Despite President Obama’s promise that the Patient Protection and Affordable Care Act (PPACA) would lower health insurance premiums, costs have steadily increased since enactment. Premiums are expected to increase at an even higher rate for the 2017 plan year than in either of the two previous years.
Major insurers are pulling out of the health insurance exchanges due to reported losses to the tune of hundreds of millions of dollars, resulting in fewer choices for participating consumers.
CO-OP programs are failing across the country with only six of the 23 programs still operating.
Some insurers are beginning to offer limited healthcare plans to offset the cost of premium increases. Consumers are switching insurance plans and doctors every year to limit personal increases.
Zero cases of fraud have been caught and prosecuted by HHS for consumers who are gaming the system.
- To examine rising health insurance premiums under the Patient Protection and Affordable Care Act (PPACA).
- To review: (1) the state of the health insurance market and the drivers of premium changes under PPACA; (2) the financial sustainability of health insurance exchanges created by PPACA; and (3) strategies used by insurers to limit premium increases and their impact on consumers.
- Health insurance premiums have steadily increased since the enactment of PPACA and are expected to increase at an even higher rate in 2017.

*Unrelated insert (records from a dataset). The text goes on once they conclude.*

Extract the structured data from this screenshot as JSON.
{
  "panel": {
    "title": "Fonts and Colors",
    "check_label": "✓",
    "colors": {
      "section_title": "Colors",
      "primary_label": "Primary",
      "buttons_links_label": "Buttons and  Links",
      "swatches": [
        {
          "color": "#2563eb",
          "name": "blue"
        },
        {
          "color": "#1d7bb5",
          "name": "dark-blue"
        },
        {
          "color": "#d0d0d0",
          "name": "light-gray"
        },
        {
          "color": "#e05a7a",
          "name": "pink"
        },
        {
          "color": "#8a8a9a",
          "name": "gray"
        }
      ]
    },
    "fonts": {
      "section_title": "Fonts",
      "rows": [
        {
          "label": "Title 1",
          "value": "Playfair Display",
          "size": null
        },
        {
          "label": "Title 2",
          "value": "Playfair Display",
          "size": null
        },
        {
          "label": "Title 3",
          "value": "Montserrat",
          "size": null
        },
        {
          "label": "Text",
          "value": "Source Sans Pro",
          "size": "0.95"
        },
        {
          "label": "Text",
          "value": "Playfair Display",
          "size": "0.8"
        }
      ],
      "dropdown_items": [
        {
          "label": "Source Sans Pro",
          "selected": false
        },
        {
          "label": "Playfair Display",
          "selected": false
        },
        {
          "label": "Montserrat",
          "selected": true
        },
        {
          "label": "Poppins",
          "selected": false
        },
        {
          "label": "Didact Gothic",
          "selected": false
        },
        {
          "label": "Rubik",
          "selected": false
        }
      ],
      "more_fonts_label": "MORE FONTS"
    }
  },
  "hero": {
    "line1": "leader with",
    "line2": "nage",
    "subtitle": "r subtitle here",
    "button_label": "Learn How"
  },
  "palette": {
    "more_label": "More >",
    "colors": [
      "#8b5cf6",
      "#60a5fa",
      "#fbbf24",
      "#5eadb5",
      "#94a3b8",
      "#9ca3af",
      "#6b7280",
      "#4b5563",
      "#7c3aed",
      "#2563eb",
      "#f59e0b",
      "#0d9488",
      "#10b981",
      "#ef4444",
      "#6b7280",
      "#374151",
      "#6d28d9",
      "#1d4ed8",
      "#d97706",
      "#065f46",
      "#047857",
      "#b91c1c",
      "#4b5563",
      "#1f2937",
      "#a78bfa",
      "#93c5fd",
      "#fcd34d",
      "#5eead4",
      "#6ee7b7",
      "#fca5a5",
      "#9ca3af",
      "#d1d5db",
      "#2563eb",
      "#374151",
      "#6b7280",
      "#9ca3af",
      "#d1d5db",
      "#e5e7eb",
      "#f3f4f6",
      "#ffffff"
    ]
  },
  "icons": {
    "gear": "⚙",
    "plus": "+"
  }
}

- Five major health insurers have warned they are losing hundreds of millions of dollars on plans sold on the exchanges and many insurers are pulling out of the exchanges due to reported losses.
- A recent analysis shows there is an increase in the number of areas with only one insurer offering health insurance plans, predicting “nearly 36 percent of exchange market rating regions may have only one participating insurance carrier offering plans for the 2017 plan year and there may be some sub-region counties where no plans are available.”
Rep. Tim Walberg (R-MI): “When I talk to my rate payers back in my district, people who say ‘Yes I have insurance, but I don’t have health care. Because when I go in to take care of my health, I find out that my out-of-pocket expenses – it precludes me caring for my health.'”
Rep. Gary Palmer (R-AL): “I would expect that you would have some concern about the losses – I mean, Blue Cross Blue Shield of Minnesota lost $500 million, Health Care Service Corporation which own the Blue Cross affiliates in Illinois, Montana, New Mexico, Oklahoma, Texas – they lost 1.5 billion. … Can the companies you represent sustain those kind of losses and stay in the market?”
Oliver Wyman, On Behalf of America’s Health Insurance Plans
Partner, Head of Actuarial Healthcare Practice
Oliver Wyman, On behalf of Blue Cross Blue Shield Association
Maryland Insurance Administration, On behalf of the National Association of Insurance Commissioners
Chief Operating Officer and Chief of Staff
Office of the Administrator, U.S. Department of Health and Human Services
Health Policy, Center for American Progress